Campus News

TedXUGA presenters encourage others to develop new connections

It’s easy to get wrapped up in your own world view, seeking out information that reaffirms the beliefs you already hold and discounting any material that challenges them. But that’s a dangerous intellectual place to be, especially when it comes to science, Marshall Shepherd told the audience at the sixth annual TEDxUGA on March 22 in the Classic Center.

“Science isn’t a belief system,” said Shepherd, the Georgia Athletic Association Distinguished Professor of Geography and Atmospheric Sciences. “My son—he’s 10—he believes in the tooth fairy. And he needs to get over that because I’m losing dollars fast.”

No one asks scientists if they believe in gravity because it’s accepted as fact that gravity is a force that exists, said the director of UGA’s Atmospheric Sciences Program. But when it comes to weather issues such as more frequent and intense storm systems, much of the public seems skeptical.

“When we expand our radius (of scientific understanding), it’s not about making a better future, but it’s about preserving life as we know it,” Shepherd said. “So as we think about expanding our own radius and understanding of science, it’s critical for Athens, Georgia; for Atlanta, Georgia; for the state of the Georgia and for the world: Expand your radius.”

Shepherd was one of eight presenters at TEDxUGA 2018, which featured notable alumni, professors and students from across campus telling their stories of inspiration and intellectual curiosity. This year’s theme was “connect,” focusing on the progress that can be made through unconventional collaborations.

For speaker Nick Fuhrman, an associate professor of agricultural leadership, education and communication at UGA, it only took 45 minutes for one person to change the course of his life.

Also known as “Ranger Nick,” Fuhrman was still in grade school when “Ranger Bill,” an environmental educator from the Maryland Department of Natural Resources, came to his school with a turtle, owl and vulture, among other animals, in tow. Suddenly, Fuhrman knew what he was going to do when he grew up.

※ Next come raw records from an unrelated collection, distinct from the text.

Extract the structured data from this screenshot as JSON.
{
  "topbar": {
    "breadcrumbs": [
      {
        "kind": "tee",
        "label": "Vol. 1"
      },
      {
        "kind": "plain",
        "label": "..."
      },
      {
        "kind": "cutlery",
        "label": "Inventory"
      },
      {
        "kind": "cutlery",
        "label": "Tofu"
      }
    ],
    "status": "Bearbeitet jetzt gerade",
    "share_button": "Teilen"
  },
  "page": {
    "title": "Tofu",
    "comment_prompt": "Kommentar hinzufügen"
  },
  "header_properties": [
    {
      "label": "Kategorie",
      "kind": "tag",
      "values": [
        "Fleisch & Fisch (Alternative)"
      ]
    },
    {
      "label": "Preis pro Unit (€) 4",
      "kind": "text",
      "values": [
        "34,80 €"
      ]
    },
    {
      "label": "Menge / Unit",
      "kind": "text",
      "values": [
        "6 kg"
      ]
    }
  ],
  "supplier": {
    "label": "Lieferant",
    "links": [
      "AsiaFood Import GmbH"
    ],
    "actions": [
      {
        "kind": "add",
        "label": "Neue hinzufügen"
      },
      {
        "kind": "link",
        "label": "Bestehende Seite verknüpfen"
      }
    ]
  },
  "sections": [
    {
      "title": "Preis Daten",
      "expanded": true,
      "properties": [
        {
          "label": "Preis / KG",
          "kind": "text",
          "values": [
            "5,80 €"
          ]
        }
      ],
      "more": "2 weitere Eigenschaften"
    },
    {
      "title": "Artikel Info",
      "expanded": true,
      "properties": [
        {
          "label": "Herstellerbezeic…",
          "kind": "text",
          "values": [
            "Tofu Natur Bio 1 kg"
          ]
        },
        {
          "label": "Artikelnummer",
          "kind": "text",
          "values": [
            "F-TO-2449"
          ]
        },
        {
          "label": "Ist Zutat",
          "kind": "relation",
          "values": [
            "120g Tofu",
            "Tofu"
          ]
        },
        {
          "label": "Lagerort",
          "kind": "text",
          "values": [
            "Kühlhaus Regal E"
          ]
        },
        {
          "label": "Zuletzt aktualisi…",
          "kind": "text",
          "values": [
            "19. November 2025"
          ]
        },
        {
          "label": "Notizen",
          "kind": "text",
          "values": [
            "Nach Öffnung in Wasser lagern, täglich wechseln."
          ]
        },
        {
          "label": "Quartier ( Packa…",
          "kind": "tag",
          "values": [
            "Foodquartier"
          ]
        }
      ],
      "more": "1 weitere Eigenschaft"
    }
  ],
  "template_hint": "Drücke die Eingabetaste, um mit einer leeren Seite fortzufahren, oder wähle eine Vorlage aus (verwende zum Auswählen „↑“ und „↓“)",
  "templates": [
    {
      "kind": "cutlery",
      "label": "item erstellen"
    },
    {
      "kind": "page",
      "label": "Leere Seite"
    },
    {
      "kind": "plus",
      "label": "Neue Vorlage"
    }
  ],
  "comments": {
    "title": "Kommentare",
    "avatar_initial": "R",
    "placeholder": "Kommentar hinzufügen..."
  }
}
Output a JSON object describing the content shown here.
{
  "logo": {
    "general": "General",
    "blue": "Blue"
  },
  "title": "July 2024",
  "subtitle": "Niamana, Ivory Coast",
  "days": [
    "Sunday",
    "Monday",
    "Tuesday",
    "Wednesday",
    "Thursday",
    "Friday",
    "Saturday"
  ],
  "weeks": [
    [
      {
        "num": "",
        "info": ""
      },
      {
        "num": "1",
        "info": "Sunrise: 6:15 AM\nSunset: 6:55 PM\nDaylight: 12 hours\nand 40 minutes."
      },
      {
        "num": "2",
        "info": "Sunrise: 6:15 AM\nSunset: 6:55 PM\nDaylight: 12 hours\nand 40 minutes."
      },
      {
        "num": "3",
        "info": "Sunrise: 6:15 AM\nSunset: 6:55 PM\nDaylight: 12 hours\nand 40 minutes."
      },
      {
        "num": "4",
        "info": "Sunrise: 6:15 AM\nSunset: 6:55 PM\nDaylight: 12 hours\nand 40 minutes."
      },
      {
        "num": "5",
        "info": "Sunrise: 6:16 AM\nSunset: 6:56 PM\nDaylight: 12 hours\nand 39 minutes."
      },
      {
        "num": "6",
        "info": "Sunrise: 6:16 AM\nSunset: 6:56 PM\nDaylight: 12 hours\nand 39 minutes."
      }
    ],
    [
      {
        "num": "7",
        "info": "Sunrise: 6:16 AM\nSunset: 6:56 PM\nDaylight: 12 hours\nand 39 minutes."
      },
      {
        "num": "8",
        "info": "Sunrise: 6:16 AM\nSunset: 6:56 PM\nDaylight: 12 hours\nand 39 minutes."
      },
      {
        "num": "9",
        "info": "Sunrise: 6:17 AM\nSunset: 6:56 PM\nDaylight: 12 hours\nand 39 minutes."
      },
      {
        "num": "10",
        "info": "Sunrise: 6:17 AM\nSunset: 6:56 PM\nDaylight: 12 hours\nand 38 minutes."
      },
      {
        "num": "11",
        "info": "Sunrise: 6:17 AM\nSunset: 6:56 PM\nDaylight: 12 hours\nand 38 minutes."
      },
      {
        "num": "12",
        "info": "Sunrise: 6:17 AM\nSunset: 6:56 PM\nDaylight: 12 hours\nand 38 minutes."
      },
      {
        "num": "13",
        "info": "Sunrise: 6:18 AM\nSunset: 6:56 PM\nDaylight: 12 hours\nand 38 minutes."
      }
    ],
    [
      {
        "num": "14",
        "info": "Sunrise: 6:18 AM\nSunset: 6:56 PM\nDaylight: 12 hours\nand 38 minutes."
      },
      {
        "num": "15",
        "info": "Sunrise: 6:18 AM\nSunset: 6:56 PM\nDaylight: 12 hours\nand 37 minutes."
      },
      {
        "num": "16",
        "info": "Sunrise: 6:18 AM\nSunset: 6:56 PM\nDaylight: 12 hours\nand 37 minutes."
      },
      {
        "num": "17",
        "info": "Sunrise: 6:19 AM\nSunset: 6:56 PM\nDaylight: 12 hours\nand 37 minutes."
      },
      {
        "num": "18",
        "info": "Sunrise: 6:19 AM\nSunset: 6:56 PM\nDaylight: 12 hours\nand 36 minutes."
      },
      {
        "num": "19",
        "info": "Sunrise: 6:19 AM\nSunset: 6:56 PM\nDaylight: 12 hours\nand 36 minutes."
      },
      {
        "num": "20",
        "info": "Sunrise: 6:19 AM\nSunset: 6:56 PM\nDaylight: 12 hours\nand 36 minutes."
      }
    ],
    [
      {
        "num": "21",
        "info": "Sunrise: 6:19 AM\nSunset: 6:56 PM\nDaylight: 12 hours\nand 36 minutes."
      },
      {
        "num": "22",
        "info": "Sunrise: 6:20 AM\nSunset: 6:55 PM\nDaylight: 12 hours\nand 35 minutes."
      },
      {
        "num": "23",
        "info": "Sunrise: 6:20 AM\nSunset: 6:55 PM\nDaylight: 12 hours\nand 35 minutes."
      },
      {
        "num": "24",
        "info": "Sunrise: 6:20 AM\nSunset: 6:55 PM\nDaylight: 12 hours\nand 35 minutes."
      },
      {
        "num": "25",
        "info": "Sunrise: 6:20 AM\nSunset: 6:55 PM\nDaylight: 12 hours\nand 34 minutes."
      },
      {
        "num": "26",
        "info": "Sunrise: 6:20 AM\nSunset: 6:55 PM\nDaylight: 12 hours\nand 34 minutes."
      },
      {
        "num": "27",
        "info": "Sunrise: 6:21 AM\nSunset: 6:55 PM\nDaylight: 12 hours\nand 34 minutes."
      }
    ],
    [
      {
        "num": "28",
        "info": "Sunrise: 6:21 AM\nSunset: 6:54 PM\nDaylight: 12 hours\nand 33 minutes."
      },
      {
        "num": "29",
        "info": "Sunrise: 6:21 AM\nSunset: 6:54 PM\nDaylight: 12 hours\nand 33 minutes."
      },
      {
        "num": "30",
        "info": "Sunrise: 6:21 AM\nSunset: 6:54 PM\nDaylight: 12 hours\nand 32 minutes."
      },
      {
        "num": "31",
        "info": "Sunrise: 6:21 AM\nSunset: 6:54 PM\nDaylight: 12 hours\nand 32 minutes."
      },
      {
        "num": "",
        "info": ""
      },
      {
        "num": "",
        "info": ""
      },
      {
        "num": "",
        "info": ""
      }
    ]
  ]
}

“Even though most of us in here might not be educators, every one of you is a teacher,” he said. “So the next time you have 45 minutes with somebody or even four minutes with somebody, what are you going to do to show them that you care?”

As far as UGA alumnus Godfrey Powell Jr. is concerned, some of the easiest ways to connect with those around you are also some of the hardest for this technology-centric society: Put down the phone or iPad and talk to people. Be highly cognizant of interactions with technology. Go off the grid sometimes. It’s too easy to become dependent on technology, Powell said, but it’s healthy to disconnect.

“I still get anxious at the rapid pace of innovation … It’s enough to leave us constantly terrified,” he said.

But it doesn’t have to be that way.

“As people who are using and creating technology, people like me, people like you, let’s ensure that the human spirit will never be subjugated by any technology,” Powell said. “For while it is wise to acknowledge our fears from steam engines to books to cars to smart phones to the as-yet unknown, it is human to confront them and overcome for the greater good.”

Other speakers at the event included Katy O’Brien, an assistant professor in the College of Education; Faiz Ali Saulat, a senior in the Franklin College of Arts and Sciences; Elizabeth Hardister, a senior in the School of Public and International Affairs and College of Public Health; DeRetta Cole Rhodes, chief human resource officer of metro Atlanta’s YMCA; and Janet Geddis, owner of Avid Bookshop.